“We'll be taking into account what the president's recommending, but it will not be determinative in every respect,” Senate Majority Leader Mitch McConnell, R-Kentucky, told reporters Tuesday.
In written statements, several other Senate Republicans asserted Congress’ lead role in government spending, emphasizing that the White House can suggest spending but that it’s the Capitol that has the final say.
“We will take a close look at his budget, but Congress is mandated by the Constitution with key spending responsibilities and will ultimately decide what the nation’s fiscal priorities will be,” Senate Budget Committee Chairman Mike Enzi, R-Wyoming, said.
“The president proposes and Congress disposes. Congress has the power of the purse strings. I’ve never seen a president’s budget proposal not revised substantially,” Sen. Chuck Grassley, R-Iowa, said.
“The president's budget request is always subject to significant revision by Congress, and this budget will be no exception. Throughout my time in the Senate, I have never seen a president's budget make it through Congress unchanged,” Sen. Susan Collins, R-Maine, added.
Trump’s first budget proposal to Congress includes $1.7 trillion in entitlement spending cuts over 10 years, including $800 billion from Medicaid and other benefits programs. It also includes a boost to military spending, $25 billion over 10 years for a paid family leave proposal spearheaded by Ivanka Trump and $1 billion for border wall construction. Foreign aid, except for Israel and Egypt, also takes a hit.
Some foreign policy-minded senators decried the president’s proposed cuts to diplomatic programs.
“This budget, if fully implemented, would cause us to retreat from the world diplomatically or put people at risk. You have a lot of 'Benghazis' in the making if this thing becomes law,” Sen. Lindsey Graham, R-South Carolina, said.
Sen. John McCain, R-Arizona, known for his hawkish stances, said Trump wasn’t proposing enough additional funding for the military to amount to a buildup, calling it “inadequate to the challenges we face, illegal under current law, and part of an overall budget proposal that is dead on arrival in Congress.”
McCain called the budget “illegal” because it exceeds spending caps set up in the Budget Control Act of 2011, which led to across-the-board spending cuts to most federal agencies and programs.
Just as most presidents’ budgets are more reflections of their policy priorities than documents they expect to get turned into law, so too are some senators’ criticisms as much about provincial concerns rather than sweeping critiques of presidential policies.
Sen. Dean Heller, R-Nevada, called the budget “anti-Nevada” for its proposed funding to re-start the development of a nuclear waste depository on top of Yucca Mountain in his state.
And Sen. Bill Cassidy, R-Louisiana, criticized the proposal’s cuts to programs that fund restoration projects for his state’s coastline.

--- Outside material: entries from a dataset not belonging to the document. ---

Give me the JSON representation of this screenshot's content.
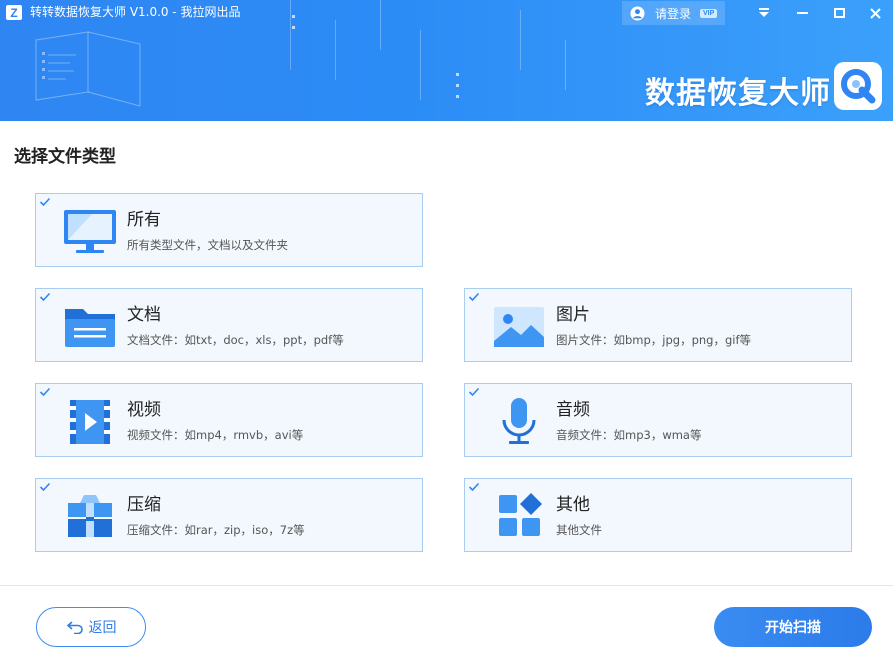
{
  "window": {
    "title": "转转数据恢复大师 V1.0.0 - 我拉网出品",
    "logo_letter": "Z",
    "login_label": "请登录",
    "vip_badge": "VIP",
    "brand_title": "数据恢复大师"
  },
  "main": {
    "section_title": "选择文件类型",
    "cards": [
      {
        "name": "所有",
        "desc": "所有类型文件，文档以及文件夹",
        "checked": true,
        "icon": "monitor-icon"
      },
      {
        "name": "文档",
        "desc": "文档文件：如txt，doc，xls，ppt，pdf等",
        "checked": true,
        "icon": "folder-icon"
      },
      {
        "name": "图片",
        "desc": "图片文件：如bmp，jpg，png，gif等",
        "checked": true,
        "icon": "image-icon"
      },
      {
        "name": "视频",
        "desc": "视频文件：如mp4，rmvb，avi等",
        "checked": true,
        "icon": "video-icon"
      },
      {
        "name": "音频",
        "desc": "音频文件：如mp3，wma等",
        "checked": true,
        "icon": "microphone-icon"
      },
      {
        "name": "压缩",
        "desc": "压缩文件：如rar，zip，iso，7z等",
        "checked": true,
        "icon": "archive-icon"
      },
      {
        "name": "其他",
        "desc": "其他文件",
        "checked": true,
        "icon": "apps-icon"
      }
    ]
  },
  "footer": {
    "back_label": "返回",
    "scan_label": "开始扫描"
  },
  "colors": {
    "accent": "#2f86f2",
    "card_bg": "#f2f8fe",
    "card_border": "#a9cdf1"
  }
}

“Our state’s future depends on this funding to rebuild our coastline. However, this budget is a guideline; Congress must now hold hearings and do the necessary work to ensure the bill protects American taxpayers and families.”
Past presidents from both parties have also come under friendly fire for including provisions in their budgets that weren’t universally praised. Former President Barack Obama was panned by liberal Democrats for seeking changes to the way Social Security payments are calculated.
Plus not all Senate Republicans criticized Trump’s budget proposal. Sen. John Cornyn, R-Texas, the party whip, praised its broad strokes.
“I think it’s worth pointing out several aspects of the president's budget that are encouraging and a welcome change from the previous administration. For one, it balances in 10 years,” Cornyn said. “The president's budget reflects a better understanding of the threat environment ahead, and for that I am grateful.”
ABC News' Benjamin Siegel contributed to this report.